All entries below are to be returned exactly, with pictures left out.
§
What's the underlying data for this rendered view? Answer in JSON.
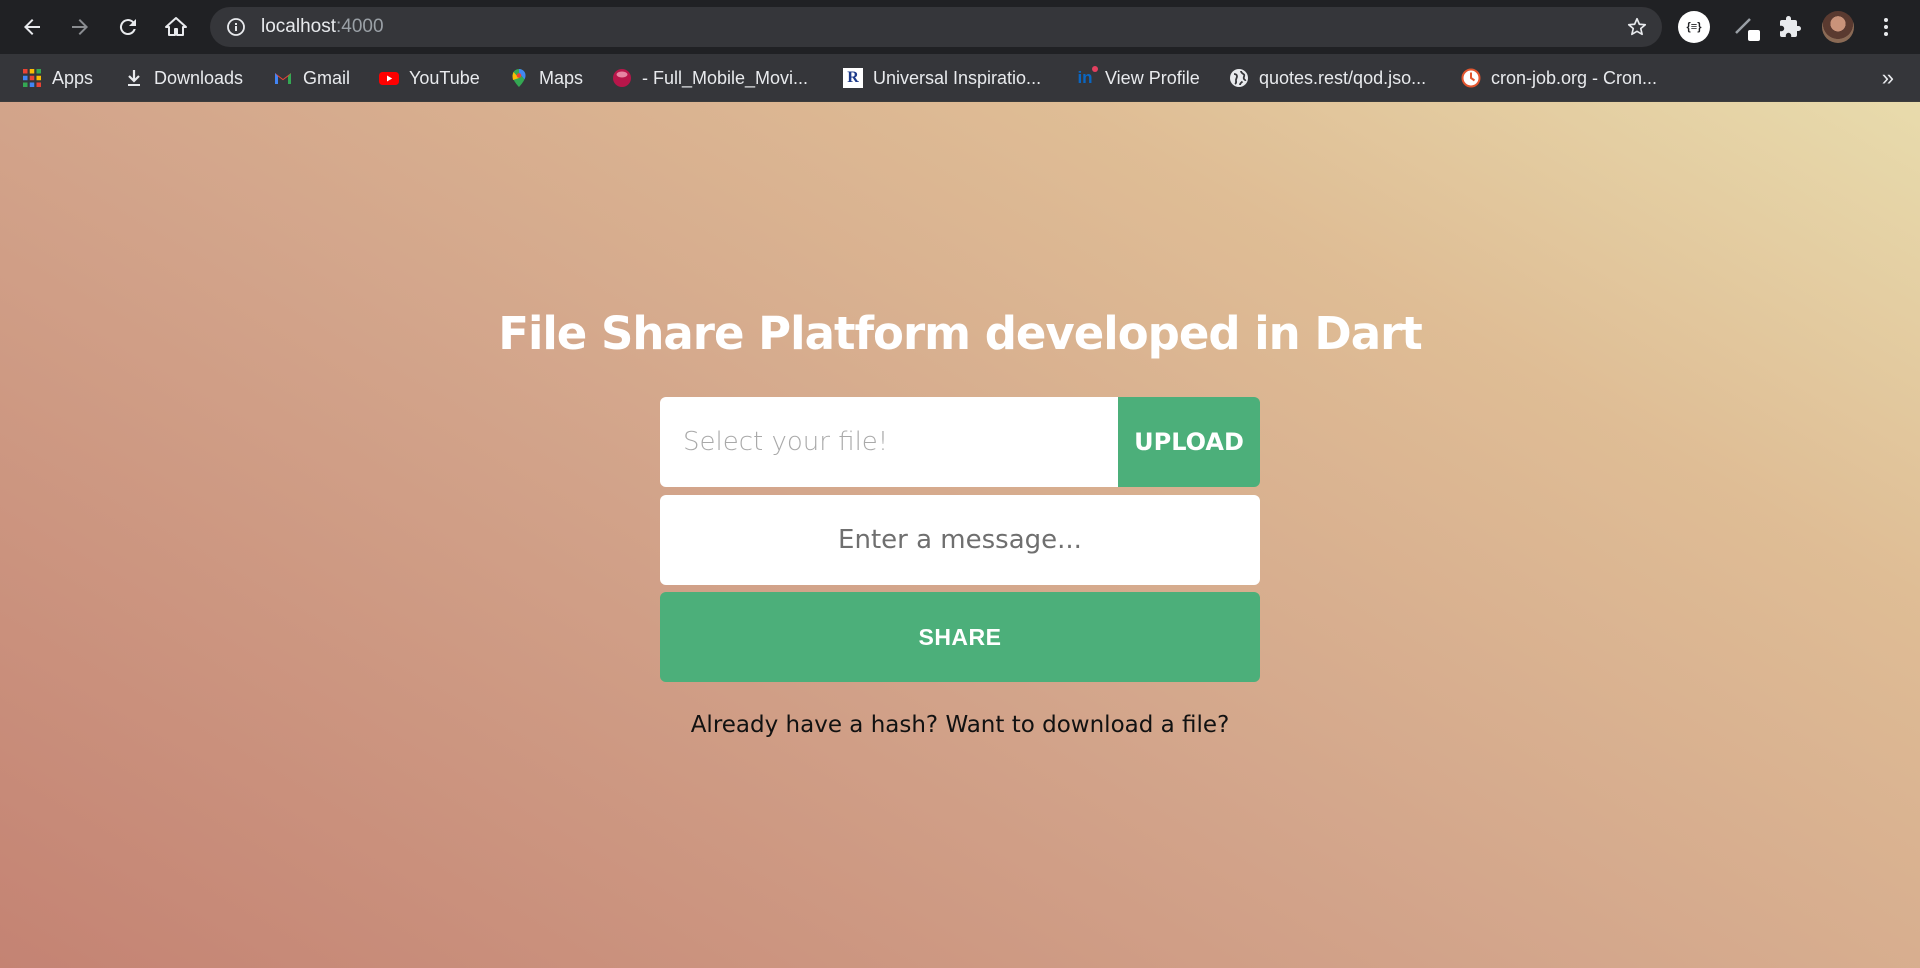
{
  "browser": {
    "url_host": "localhost",
    "url_port": ":4000",
    "bookmarks": [
      {
        "label": "Apps",
        "icon": "apps-grid-icon"
      },
      {
        "label": "Downloads",
        "icon": "download-icon"
      },
      {
        "label": "Gmail",
        "icon": "gmail-icon"
      },
      {
        "label": "YouTube",
        "icon": "youtube-icon"
      },
      {
        "label": "Maps",
        "icon": "maps-pin-icon"
      },
      {
        "label": "- Full_Mobile_Movi...",
        "icon": "red-ball-icon"
      },
      {
        "label": "Universal Inspiratio...",
        "icon": "r-logo-icon"
      },
      {
        "label": "View Profile",
        "icon": "linkedin-icon"
      },
      {
        "label": "quotes.rest/qod.jso...",
        "icon": "globe-icon"
      },
      {
        "label": "cron-job.org - Cron...",
        "icon": "clock-icon"
      }
    ],
    "more_bookmarks": "»",
    "extension_label": "{≡}"
  },
  "page": {
    "title": "File Share Platform developed in Dart",
    "file_placeholder": "Select your file!",
    "upload_label": "UPLOAD",
    "message_placeholder": "Enter a message...",
    "share_label": "SHARE",
    "download_link": "Already have a hash? Want to download a file?"
  },
  "colors": {
    "accent_green": "#4caf7a",
    "title_white": "#ffffff"
  }
}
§
(Finished exercise):
What's the underlying data for this rendered view? Answer in JSON.
{
  "browser": {
    "url_host": "localhost",
    "url_port": ":4000",
    "bookmarks": [
      {
        "label": "Apps",
        "icon": "apps-grid-icon"
      },
      {
        "label": "Downloads",
        "icon": "download-icon"
      },
      {
        "label": "Gmail",
        "icon": "gmail-icon"
      },
      {
        "label": "YouTube",
        "icon": "youtube-icon"
      },
      {
        "label": "Maps",
        "icon": "maps-pin-icon"
      },
      {
        "label": "- Full_Mobile_Movi...",
        "icon": "red-ball-icon"
      },
      {
        "label": "Universal Inspiratio...",
        "icon": "r-logo-icon"
      },
      {
        "label": "View Profile",
        "icon": "linkedin-icon"
      },
      {
        "label": "quotes.rest/qod.jso...",
        "icon": "globe-icon"
      },
      {
        "label": "cron-job.org - Cron...",
        "icon": "clock-icon"
      }
    ],
    "more_bookmarks": "»",
    "extension_label": "{≡}"
  },
  "page": {
    "title": "File Share Platform developed in Dart",
    "file_placeholder": "Select your file!",
    "upload_label": "UPLOAD",
    "message_placeholder": "Enter a message...",
    "share_label": "SHARE",
    "download_link": "Already have a hash? Want to download a file?"
  },
  "colors": {
    "accent_green": "#4caf7a",
    "title_white": "#ffffff"
  }
}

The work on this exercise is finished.